This story was written by a student at Canyon-Lister Elementary School for It’s Elementary!, a monthly feature in the Creston Valley Advance.
My friends and I love to learn about animals, so we decided to go on an African jungle safari to Kenya. Our backpacks were full of camera gear and stuff to survive in the jungle, like dried food and an emergency medical kit. We were going to meet a friend named Amadi, who is an expert guide and knows the laws of the jungle and how to safely get around in it.
So we started out one bright sunny day. We drove to the Calgary airport in our jeep and caught a flight to Paris, where we spent the night with my aunt and uncle. The next day, we took the direct flight to Jomo Kenyatta airport.
After hours of flying, we finally arrived, and Amadi was excitedly waiting for us! He drove us to his family’s home where supper was on the stove. We were too tired to ask what was being served so we had no idea what we were eating. They had bought drinking water, so we wouldn’t get sick from their tap water.
After a restful night, we started our African jungle safari! Amadi had prepared everything for us. We were so exited to get started. We travelled in Amadi’s jeep from camp to camp or cabin, stopping to take pictures of landscapes and wildlife we met. We were able to get pictures of the following animals: giraffes, monkeys – swinging from tree to tree, pandas, lemurs, zebras, hippopotami, many types of insects, reptiles, wild cats and colorful birds; we even witnessed elephants bathing by using their trunks. It was so cool!
Every night we would make a campfire and sing and dance and tell stories while sitting around it. Sometimes we just sat and enjoyed the sunsets. There was a cook at every camp so food was provided. We slept in tents with mosquito nets. When we stopped at camps or cabins, we had a great time meeting people from all over the world, on their own safari tours.
We traveled on dirt roads and spent the day hiking between trees, trees and more trees. We felt like we were in another world. There was high humidity and heat, so we drank lots of water. Kenya is close to the ocean and when near the ocean we saw white sand for miles and miles. There were no people except us.
One day, while eating a banana snack, a big hairy hand suddenly came through the jeep window and stole my banana! I started screaming; Olivia and Meredith, also scared, looked at me. Amadi explained to us to that it was only a monkey. From then on I made sure that I was never by the window when I ate a banana!

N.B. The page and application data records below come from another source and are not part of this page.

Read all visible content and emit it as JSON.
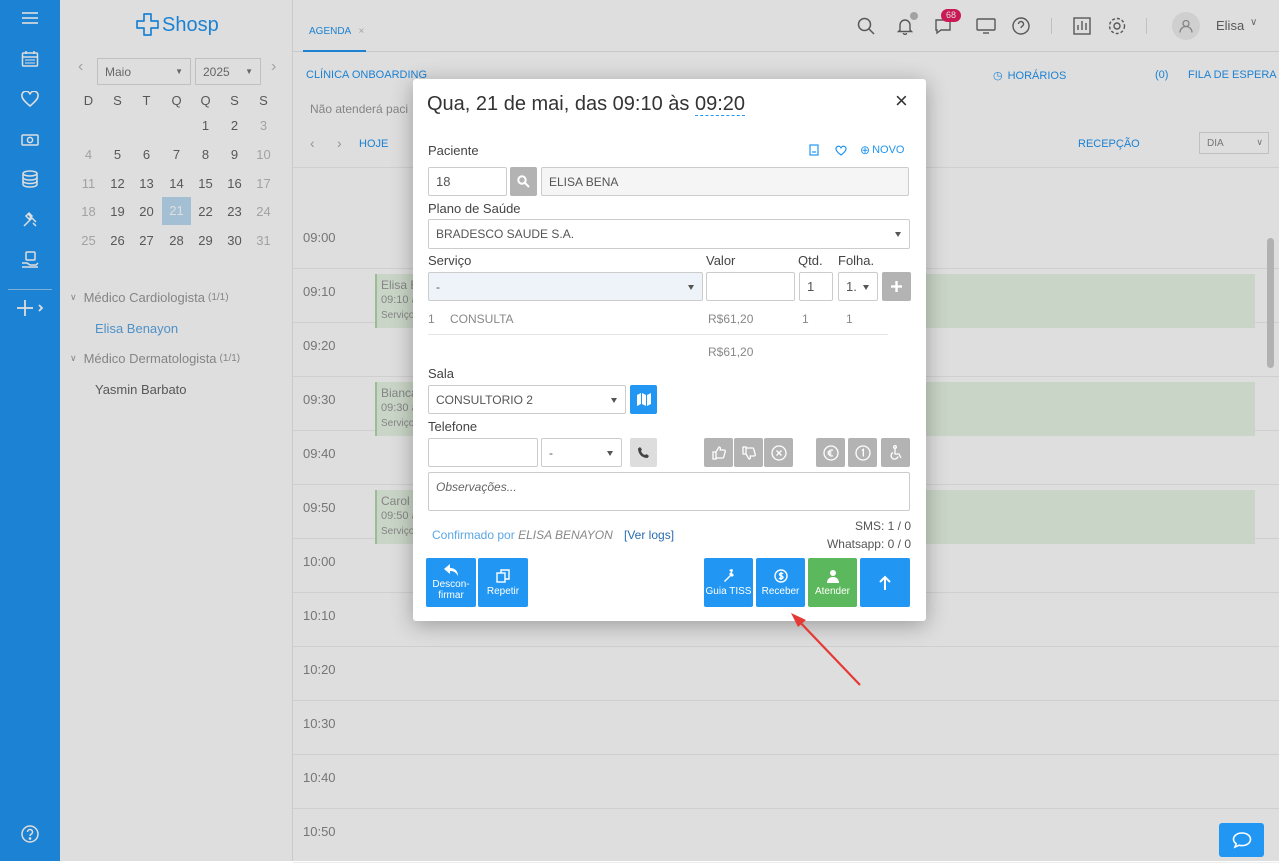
{
  "brand": {
    "name": "Shosp"
  },
  "tabs": [
    {
      "label": "AGENDA",
      "close": "×"
    }
  ],
  "topbar": {
    "notif_badge": "68",
    "user_name": "Elisa"
  },
  "calendar": {
    "month": "Maio",
    "year": "2025",
    "weekdays": [
      "D",
      "S",
      "T",
      "Q",
      "Q",
      "S",
      "S"
    ],
    "weeks": [
      [
        "",
        "",
        "",
        "",
        "1",
        "2",
        "3"
      ],
      [
        "4",
        "5",
        "6",
        "7",
        "8",
        "9",
        "10"
      ],
      [
        "11",
        "12",
        "13",
        "14",
        "15",
        "16",
        "17"
      ],
      [
        "18",
        "19",
        "20",
        "21",
        "22",
        "23",
        "24"
      ],
      [
        "25",
        "26",
        "27",
        "28",
        "29",
        "30",
        "31"
      ]
    ],
    "selected": "21"
  },
  "doctors": [
    {
      "group": "Médico Cardiologista",
      "count": "(1/1)",
      "name": "Elisa Benayon"
    },
    {
      "group": "Médico Dermatologista",
      "count": "(1/1)",
      "name": "Yasmin Barbato"
    }
  ],
  "agenda": {
    "clinic": "CLÍNICA ONBOARDING",
    "horarios": "HORÁRIOS",
    "queue_count": "(0)",
    "queue": "FILA DE ESPERA",
    "notice": "Não atenderá paci",
    "today": "HOJE",
    "reception": "RECEPÇÃO",
    "view_select": "DIA",
    "times": [
      "09:00",
      "09:10",
      "09:20",
      "09:30",
      "09:40",
      "09:50",
      "10:00",
      "10:10",
      "10:20",
      "10:30",
      "10:40",
      "10:50"
    ],
    "appointments": [
      {
        "name": "Elisa B",
        "time": "09:10 à",
        "service": "Serviço"
      },
      {
        "name": "Bianca",
        "time": "09:30 à",
        "service": "Serviço"
      },
      {
        "name": "Carol",
        "time": "09:50 à",
        "service": "Serviço"
      }
    ]
  },
  "modal": {
    "title_prefix": "Qua, 21 de mai, das 09:10 às ",
    "title_end": "09:20",
    "patient_label": "Paciente",
    "new_link": "NOVO",
    "patient_id": "18",
    "patient_name": "ELISA BENA",
    "plan_label": "Plano de Saúde",
    "plan_value": "BRADESCO SAUDE S.A.",
    "service_label": "Serviço",
    "value_label": "Valor",
    "qty_label": "Qtd.",
    "sheet_label": "Folha.",
    "service_value": "-",
    "qty_value": "1",
    "sheet_value": "1.",
    "service_row": {
      "n": "1",
      "name": "CONSULTA",
      "value": "R$61,20",
      "qty": "1",
      "sheet": "1"
    },
    "total": "R$61,20",
    "room_label": "Sala",
    "room_value": "CONSULTORIO 2",
    "phone_label": "Telefone",
    "phone_type": "-",
    "obs_placeholder": "Observações...",
    "confirmed_prefix": "Confirmado por",
    "confirmed_by": "ELISA BENAYON",
    "logs_link": "[Ver logs]",
    "sms": "SMS: 1 / 0",
    "whatsapp": "Whatsapp: 0 / 0",
    "buttons": {
      "unconfirm_1": "Descon-",
      "unconfirm_2": "firmar",
      "repeat": "Repetir",
      "tiss": "Guia TISS",
      "receive": "Receber",
      "attend": "Atender"
    }
  },
  "colors": {
    "primary": "#2196f3",
    "green": "#5cb85c",
    "selected_day": "#bcdcf4",
    "appointment_bg": "#e7f5e4",
    "annotation_arrow": "#e53935"
  }
}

After this incident, while driving on the dirt road, the right tire blew with a bang! The tire had popped! Right away, Amadi jumped out of the front seat, jacked up the vehicle, put on the spare tire and away we went. Less than two hours later we heard the same noise as the last time — bang! This time, we were in trouble because we had no spare tires left! Amadi used his radio to contact help in town. They made arrangements to bring us a couple of spare tires.
While we were walking around waiting, Makayla screamed and slipped on a rock. “Ow! Ow! Ow!” She was in pain so we tried to help her stand up and walk but she couldn’t put any weight on her left foot. A helicopter arrived and it was decided that Makayla would go back to town with the helicopter. There was only one night left at camp before returning to Amadi`s house so she didn’t miss that much.

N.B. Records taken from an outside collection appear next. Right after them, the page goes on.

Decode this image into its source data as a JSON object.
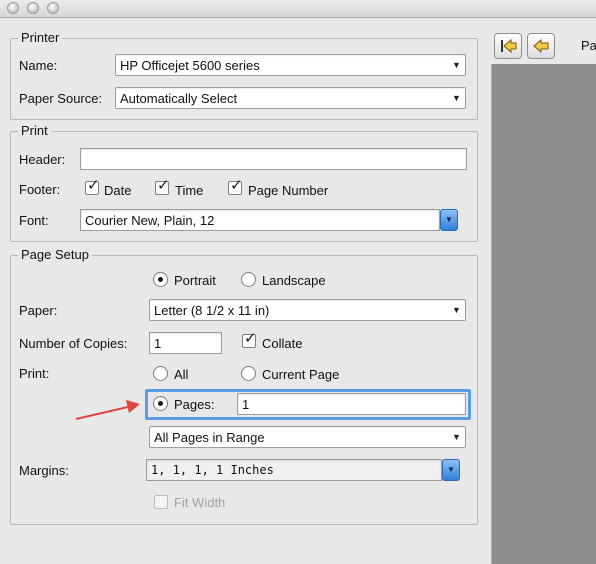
{
  "printer": {
    "title": "Printer",
    "name_label": "Name:",
    "name_value": "HP Officejet 5600 series",
    "paper_source_label": "Paper Source:",
    "paper_source_value": "Automatically Select"
  },
  "print": {
    "title": "Print",
    "header_label": "Header:",
    "header_value": "",
    "footer_label": "Footer:",
    "footer_date": "Date",
    "footer_time": "Time",
    "footer_page_number": "Page Number",
    "footer_date_checked": true,
    "footer_time_checked": true,
    "footer_page_number_checked": true,
    "font_label": "Font:",
    "font_value": "Courier New, Plain, 12"
  },
  "page_setup": {
    "title": "Page Setup",
    "orientation": {
      "portrait": "Portrait",
      "landscape": "Landscape",
      "selected": "portrait"
    },
    "paper_label": "Paper:",
    "paper_value": "Letter (8 1/2 x 11 in)",
    "copies_label": "Number of Copies:",
    "copies_value": "1",
    "collate_label": "Collate",
    "collate_checked": true,
    "print_label": "Print:",
    "range": {
      "all": "All",
      "current_page": "Current Page",
      "pages": "Pages:",
      "pages_value": "1",
      "selected": "pages"
    },
    "range_filter_value": "All Pages in Range",
    "margins_label": "Margins:",
    "margins_value": "1, 1, 1, 1 Inches",
    "fit_width_label": "Fit Width",
    "fit_width_checked": false
  },
  "preview": {
    "page_label": "Pa"
  },
  "icons": {
    "first_page": "first-page-icon",
    "prev_page": "prev-page-icon"
  },
  "colors": {
    "focus": "#5b9ee6",
    "annotation_arrow": "#e0443a",
    "accent_button": "#2f7fd9"
  }
}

The next day, we enjoyed our last hours in this amazing part of the world. We were glad to find Makayla with a smile on her face and moving around with the help of crutches. Amadi drove us to the airport the next day; we made him promise to come see us so we could show him our country. Back home, we wondered if we had just dreamed about this wonderful adventure but looking at Makayla`s foot reminded us that it had been real.
— EMMA PENNER